At a sewage plant in Redwood City, levels are spiking, but declining in San Francisco’s Oceanside neighborhood and falling dramatically at similar facilities in Sunnyvale and Palo Alto.
Los Angeles is seeing a slow rise, while virus levels started to slowly fall off in Sacramento recently.
Given the current numbers, Chin-Hong does recommend taking additional precautions. He suggested people who are immunocompromised and those over the age of 65 consider masking indoors, given their higher susceptibility to severe illness.
Everyone else may want to weigh the consequences of falling ill at this time. Can you miss work? Do you have a special occasion on the books that you’d have to miss if you were isolated for five days, which public health officials still recommend people do after a positive test? Then it may be a good time to err on the safe side if you don’t want to end up at home alone. You could carry your well-fitting N95 mask in case you find yourself in a crowded indoor space.
The public will have the opportunity to fortify immunity soon. A new booster shot will likely be available in late September, designed to target the variants in wide circulation now.
Feeling like a pin cushion? There’s good news for those suffering from booster fatigue. Scientists are working on a universal vaccine, which, in theory, would allow one-stop shopping. Unlike current vaccines, which offer protection against one or several strains of a disease, universal vaccines are designed to teach the immune system to defend against all versions of a pathogen — even versions that don’t exist yet. This is possible by targeting an element of the pathogen that is the same across all strains and types.
“That is the holy grail,” said Chin-Hong. “I think we will probably get something in the next two-to-three years. They are also working on that for influenza.”

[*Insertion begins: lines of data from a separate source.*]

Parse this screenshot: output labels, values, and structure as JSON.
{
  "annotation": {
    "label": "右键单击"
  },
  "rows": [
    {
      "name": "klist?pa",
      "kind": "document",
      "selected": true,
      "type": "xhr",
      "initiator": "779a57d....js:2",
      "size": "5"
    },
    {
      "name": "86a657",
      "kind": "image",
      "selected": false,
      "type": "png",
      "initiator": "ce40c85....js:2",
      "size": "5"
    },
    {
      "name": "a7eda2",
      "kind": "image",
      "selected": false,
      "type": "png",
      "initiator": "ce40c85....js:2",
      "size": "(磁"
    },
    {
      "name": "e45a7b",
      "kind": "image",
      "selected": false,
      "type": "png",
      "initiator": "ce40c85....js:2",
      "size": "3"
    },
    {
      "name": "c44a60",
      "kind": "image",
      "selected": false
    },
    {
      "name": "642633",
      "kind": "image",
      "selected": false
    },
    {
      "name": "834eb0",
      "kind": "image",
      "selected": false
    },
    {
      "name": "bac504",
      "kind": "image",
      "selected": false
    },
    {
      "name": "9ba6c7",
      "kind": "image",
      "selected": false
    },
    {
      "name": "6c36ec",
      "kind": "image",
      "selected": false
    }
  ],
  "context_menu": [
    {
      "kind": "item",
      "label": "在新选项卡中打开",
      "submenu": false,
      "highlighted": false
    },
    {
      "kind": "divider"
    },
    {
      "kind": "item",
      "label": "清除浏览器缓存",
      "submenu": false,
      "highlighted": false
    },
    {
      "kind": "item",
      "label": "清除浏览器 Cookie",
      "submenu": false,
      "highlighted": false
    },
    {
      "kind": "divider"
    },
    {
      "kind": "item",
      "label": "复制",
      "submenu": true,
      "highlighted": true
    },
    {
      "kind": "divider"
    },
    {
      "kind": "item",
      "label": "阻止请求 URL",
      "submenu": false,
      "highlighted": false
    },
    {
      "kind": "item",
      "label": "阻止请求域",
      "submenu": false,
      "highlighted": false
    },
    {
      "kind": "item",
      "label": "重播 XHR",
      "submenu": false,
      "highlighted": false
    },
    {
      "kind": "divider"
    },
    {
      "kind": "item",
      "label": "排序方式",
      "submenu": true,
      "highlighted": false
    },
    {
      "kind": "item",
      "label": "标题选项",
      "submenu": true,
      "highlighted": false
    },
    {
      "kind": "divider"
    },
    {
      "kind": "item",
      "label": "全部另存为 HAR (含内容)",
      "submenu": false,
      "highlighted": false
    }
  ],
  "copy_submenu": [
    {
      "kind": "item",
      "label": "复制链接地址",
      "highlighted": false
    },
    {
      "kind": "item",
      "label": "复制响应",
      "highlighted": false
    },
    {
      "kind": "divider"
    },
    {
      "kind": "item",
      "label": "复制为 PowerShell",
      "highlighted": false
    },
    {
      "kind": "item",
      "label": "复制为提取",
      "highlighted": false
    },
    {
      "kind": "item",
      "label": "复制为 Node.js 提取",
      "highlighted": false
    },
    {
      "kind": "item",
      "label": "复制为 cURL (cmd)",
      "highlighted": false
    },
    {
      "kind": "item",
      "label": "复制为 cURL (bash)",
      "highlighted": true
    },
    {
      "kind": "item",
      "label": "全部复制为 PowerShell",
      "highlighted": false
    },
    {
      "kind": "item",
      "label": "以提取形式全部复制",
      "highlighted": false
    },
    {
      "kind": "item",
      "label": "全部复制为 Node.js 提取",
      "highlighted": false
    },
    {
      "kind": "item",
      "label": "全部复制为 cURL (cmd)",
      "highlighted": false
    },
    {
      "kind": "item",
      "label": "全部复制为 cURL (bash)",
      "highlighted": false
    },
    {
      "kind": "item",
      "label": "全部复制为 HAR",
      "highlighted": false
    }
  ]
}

In the meantime, he says, we could see a combination vaccine that provides protection for COVID-19 and influenza as early as next year.